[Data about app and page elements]
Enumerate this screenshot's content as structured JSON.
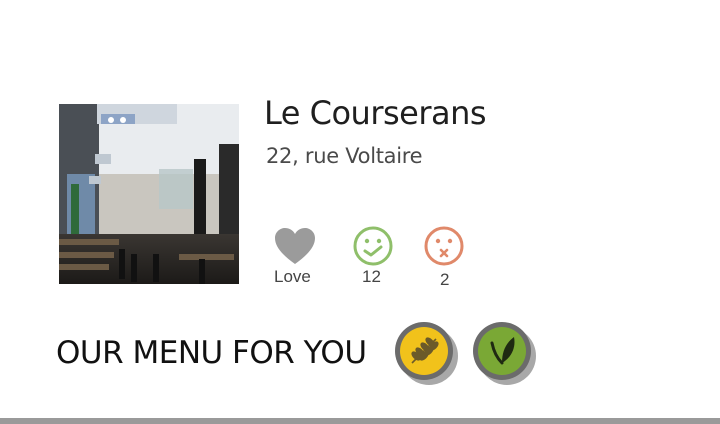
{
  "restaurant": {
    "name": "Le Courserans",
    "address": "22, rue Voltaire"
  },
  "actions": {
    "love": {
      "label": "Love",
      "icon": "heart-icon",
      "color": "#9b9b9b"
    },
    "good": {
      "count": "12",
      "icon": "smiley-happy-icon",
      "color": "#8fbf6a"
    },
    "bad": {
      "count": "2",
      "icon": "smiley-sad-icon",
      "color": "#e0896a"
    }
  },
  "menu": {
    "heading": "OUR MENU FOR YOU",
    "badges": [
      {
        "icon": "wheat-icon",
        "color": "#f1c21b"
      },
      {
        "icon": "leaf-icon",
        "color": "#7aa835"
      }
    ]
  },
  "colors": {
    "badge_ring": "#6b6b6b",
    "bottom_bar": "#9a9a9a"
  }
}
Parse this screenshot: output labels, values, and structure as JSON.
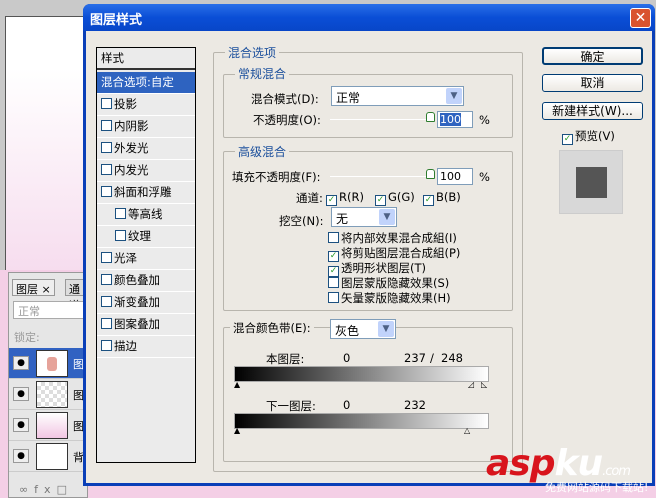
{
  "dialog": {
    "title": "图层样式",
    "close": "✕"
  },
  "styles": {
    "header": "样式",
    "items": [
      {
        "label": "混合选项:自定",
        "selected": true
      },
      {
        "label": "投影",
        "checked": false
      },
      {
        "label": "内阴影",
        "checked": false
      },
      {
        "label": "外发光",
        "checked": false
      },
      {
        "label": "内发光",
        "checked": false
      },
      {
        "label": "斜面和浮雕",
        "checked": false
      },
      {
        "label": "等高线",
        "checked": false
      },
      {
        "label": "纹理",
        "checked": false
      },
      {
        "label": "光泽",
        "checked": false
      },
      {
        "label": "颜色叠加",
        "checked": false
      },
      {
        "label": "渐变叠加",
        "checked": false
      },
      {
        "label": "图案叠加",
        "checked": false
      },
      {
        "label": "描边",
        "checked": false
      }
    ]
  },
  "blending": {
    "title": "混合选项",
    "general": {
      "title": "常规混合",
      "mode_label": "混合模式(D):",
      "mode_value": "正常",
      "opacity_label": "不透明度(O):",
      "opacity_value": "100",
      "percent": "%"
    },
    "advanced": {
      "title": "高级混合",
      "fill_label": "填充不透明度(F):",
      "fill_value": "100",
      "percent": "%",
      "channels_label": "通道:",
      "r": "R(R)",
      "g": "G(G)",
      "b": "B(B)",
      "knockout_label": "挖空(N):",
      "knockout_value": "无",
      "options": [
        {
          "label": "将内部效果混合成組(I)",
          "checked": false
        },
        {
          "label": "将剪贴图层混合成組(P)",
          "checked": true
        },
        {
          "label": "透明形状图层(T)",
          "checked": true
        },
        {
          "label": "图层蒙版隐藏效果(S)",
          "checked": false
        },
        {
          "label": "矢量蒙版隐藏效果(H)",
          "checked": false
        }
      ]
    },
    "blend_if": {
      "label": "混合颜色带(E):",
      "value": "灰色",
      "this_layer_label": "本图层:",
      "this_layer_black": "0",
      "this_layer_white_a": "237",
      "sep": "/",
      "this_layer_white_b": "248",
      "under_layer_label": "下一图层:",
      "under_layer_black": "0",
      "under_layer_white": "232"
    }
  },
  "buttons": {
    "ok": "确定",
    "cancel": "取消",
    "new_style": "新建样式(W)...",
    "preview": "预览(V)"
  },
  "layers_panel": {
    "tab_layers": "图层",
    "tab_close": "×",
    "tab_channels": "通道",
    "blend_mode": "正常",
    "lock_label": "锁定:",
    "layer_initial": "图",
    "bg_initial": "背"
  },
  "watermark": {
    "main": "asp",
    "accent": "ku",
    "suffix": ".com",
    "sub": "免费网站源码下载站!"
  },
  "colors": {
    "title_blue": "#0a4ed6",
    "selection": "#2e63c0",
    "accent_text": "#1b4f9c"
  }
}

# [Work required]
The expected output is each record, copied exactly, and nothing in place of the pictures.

# [Task response]
Enumerate this screenshot's content as structured JSON.
{
  "restaurant": {
    "name": "Le Courserans",
    "address": "22, rue Voltaire"
  },
  "actions": {
    "love": {
      "label": "Love",
      "icon": "heart-icon",
      "color": "#9b9b9b"
    },
    "good": {
      "count": "12",
      "icon": "smiley-happy-icon",
      "color": "#8fbf6a"
    },
    "bad": {
      "count": "2",
      "icon": "smiley-sad-icon",
      "color": "#e0896a"
    }
  },
  "menu": {
    "heading": "OUR MENU FOR YOU",
    "badges": [
      {
        "icon": "wheat-icon",
        "color": "#f1c21b"
      },
      {
        "icon": "leaf-icon",
        "color": "#7aa835"
      }
    ]
  },
  "colors": {
    "badge_ring": "#6b6b6b",
    "bottom_bar": "#9a9a9a"
  }
}
Parse this screenshot: output labels, values, and structure as JSON.
{
  "dialog": {
    "title": "图层样式",
    "close": "✕"
  },
  "styles": {
    "header": "样式",
    "items": [
      {
        "label": "混合选项:自定",
        "selected": true
      },
      {
        "label": "投影",
        "checked": false
      },
      {
        "label": "内阴影",
        "checked": false
      },
      {
        "label": "外发光",
        "checked": false
      },
      {
        "label": "内发光",
        "checked": false
      },
      {
        "label": "斜面和浮雕",
        "checked": false
      },
      {
        "label": "等高线",
        "checked": false
      },
      {
        "label": "纹理",
        "checked": false
      },
      {
        "label": "光泽",
        "checked": false
      },
      {
        "label": "颜色叠加",
        "checked": false
      },
      {
        "label": "渐变叠加",
        "checked": false
      },
      {
        "label": "图案叠加",
        "checked": false
      },
      {
        "label": "描边",
        "checked": false
      }
    ]
  },
  "blending": {
    "title": "混合选项",
    "general": {
      "title": "常规混合",
      "mode_label": "混合模式(D):",
      "mode_value": "正常",
      "opacity_label": "不透明度(O):",
      "opacity_value": "100",
      "percent": "%"
    },
    "advanced": {
      "title": "高级混合",
      "fill_label": "填充不透明度(F):",
      "fill_value": "100",
      "percent": "%",
      "channels_label": "通道:",
      "r": "R(R)",
      "g": "G(G)",
      "b": "B(B)",
      "knockout_label": "挖空(N):",
      "knockout_value": "无",
      "options": [
        {
          "label": "将内部效果混合成組(I)",
          "checked": false
        },
        {
          "label": "将剪贴图层混合成組(P)",
          "checked": true
        },
        {
          "label": "透明形状图层(T)",
          "checked": true
        },
        {
          "label": "图层蒙版隐藏效果(S)",
          "checked": false
        },
        {
          "label": "矢量蒙版隐藏效果(H)",
          "checked": false
        }
      ]
    },
    "blend_if": {
      "label": "混合颜色带(E):",
      "value": "灰色",
      "this_layer_label": "本图层:",
      "this_layer_black": "0",
      "this_layer_white_a": "237",
      "sep": "/",
      "this_layer_white_b": "248",
      "under_layer_label": "下一图层:",
      "under_layer_black": "0",
      "under_layer_white": "232"
    }
  },
  "buttons": {
    "ok": "确定",
    "cancel": "取消",
    "new_style": "新建样式(W)...",
    "preview": "预览(V)"
  },
  "layers_panel": {
    "tab_layers": "图层",
    "tab_close": "×",
    "tab_channels": "通道",
    "blend_mode": "正常",
    "lock_label": "锁定:",
    "layer_initial": "图",
    "bg_initial": "背"
  },
  "watermark": {
    "main": "asp",
    "accent": "ku",
    "suffix": ".com",
    "sub": "免费网站源码下载站!"
  },
  "colors": {
    "title_blue": "#0a4ed6",
    "selection": "#2e63c0",
    "accent_text": "#1b4f9c"
  }
}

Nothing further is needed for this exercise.